Are commercial real estate people feeling edgier about the office leasing market than they say?
A few weeks ago, we wrote that several high-profile dealmakers were uneasy about future Manhattan space absorption despite today’s current strong market.
They asked not to be named for reasons that will be clear in a moment. So we kept their comments anonymous.
One big-league broker cited a “lack of depth” to the market beyond a handful of major negotiations going on.
A different broker pointed out that most large-scale transactions that — it is hoped — will be completed in the next 12 months will actually add to availability, because companies will leave behind more space than they’re moving into.
The modest qualms shared privately with us by certain major players apparently got under some skins, even though the column was far from doom and gloom.
Data we cited reflected a still-healthy leasing scene despite a first-quarter availability uptick to 11.7 percent from 10.6 percent in the same quarter of 2016, according to CBRE.
We also noted many ongoing negotiations for huge blocks of space. A few hadn’t even been previously reported, including a possible 600,000-square-foot blockbuster for Pfizer at Brookfield’s Manhattan West and 200,000 feet for Shiseido Cosmetics at L&L’s 390 Madison Ave.
However, our moles said that some landlords were worried about a lower but crucial market rung — deals of 100,000 square feet and under.
That prompted this retort in a July 5 mid-year market outlook report from Colliers International:
“Despite recent consternation among some real estate commentators [italics ours] that the market is weakening,” Colliers said, “especially for lower-profile deals less than 100,000 square feet,” leases from 25,000 to 99,999 square feet totaled 5.29 million square feet in the first half, “on par with 5.31 million in the first half of 2016 and ahead of 4.85 million feet in the same period two years ago.”
Colliers also noted strength in the investment-sale market, where the average office building price was up 7.5 percent over the same time last year.
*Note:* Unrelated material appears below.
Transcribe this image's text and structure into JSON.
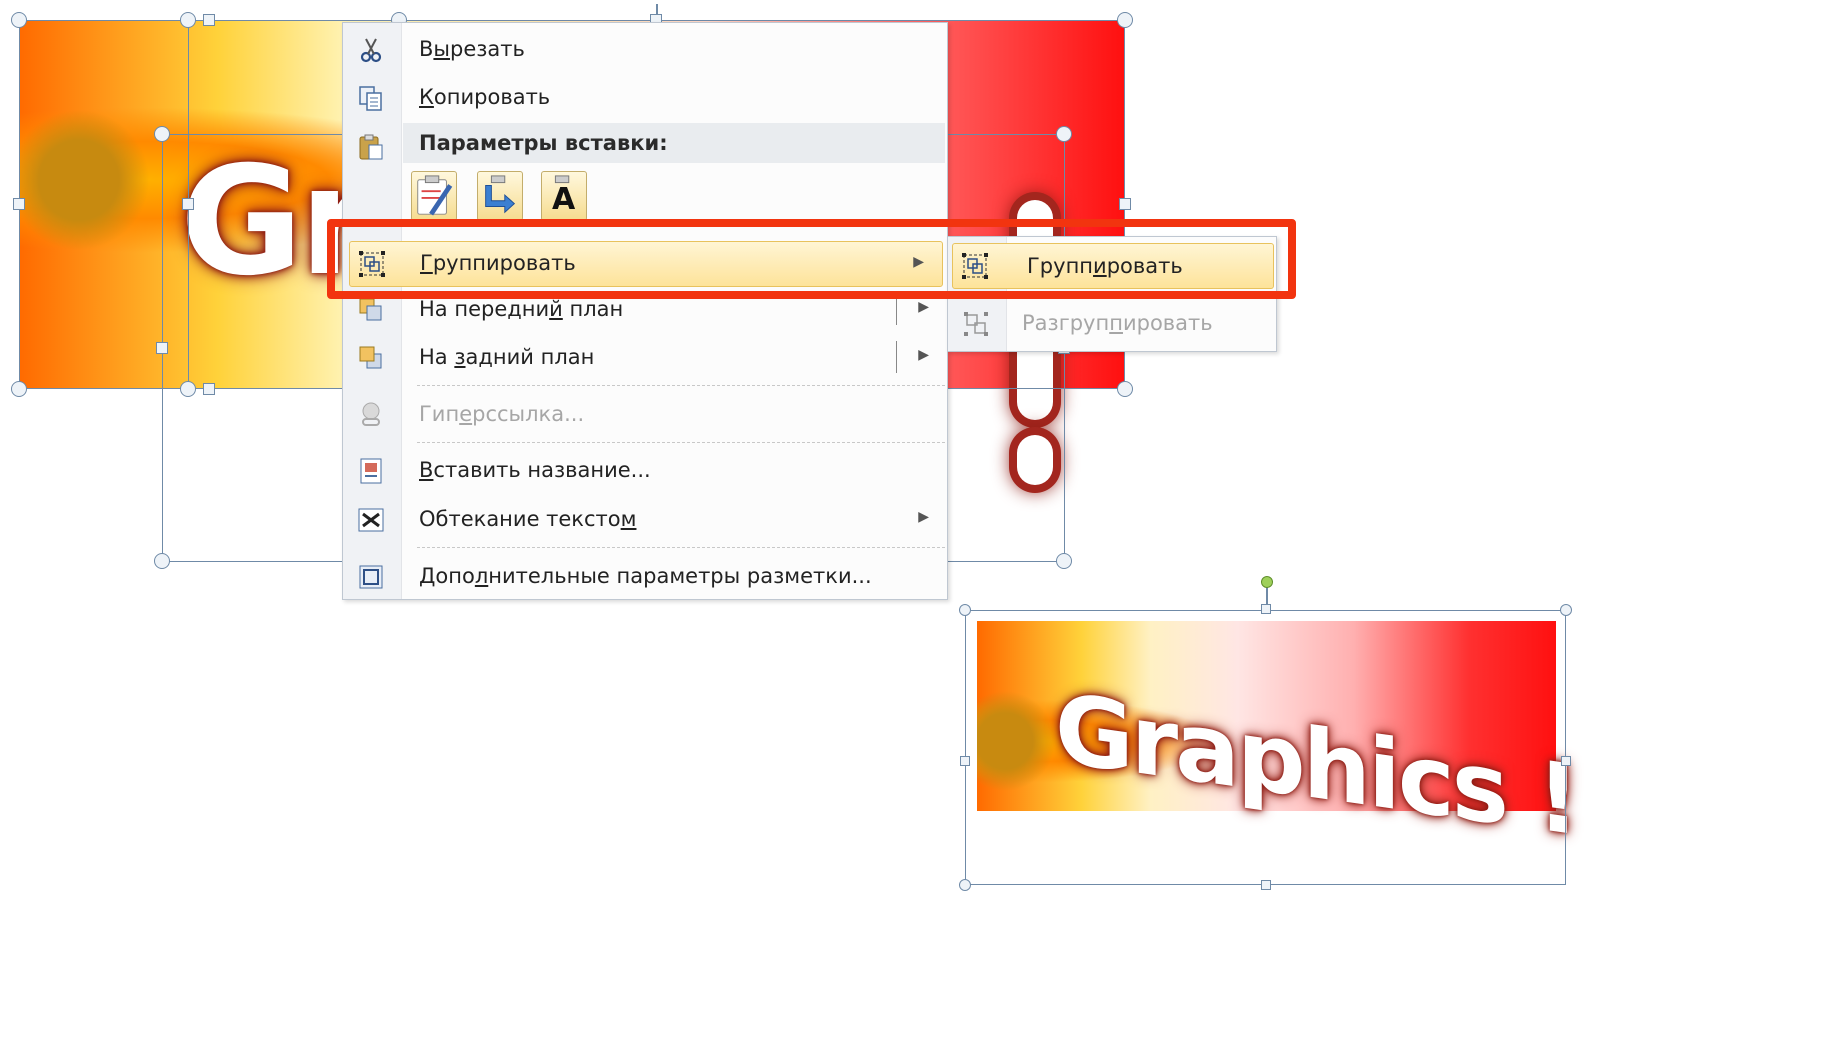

Another report from Newmark Knight Frank noted strong activity in the under-100,000-square-foot field, which accounted for 60 percent of all the leases signed in the first half of 2017.
Both reports were politely called to our attention by no less than developer Bill Rudin, CEO of Rudin Management Co. and the incoming chairman of the Real Estate Board of New York. He cited strong recent leasing energy at his own properties as well as at those of others.
But to be clear, folks: The source who warned of “not that many deals as landlords would like” below 100,000 square feet was talking not about the past, but about the future — a story yet to be told.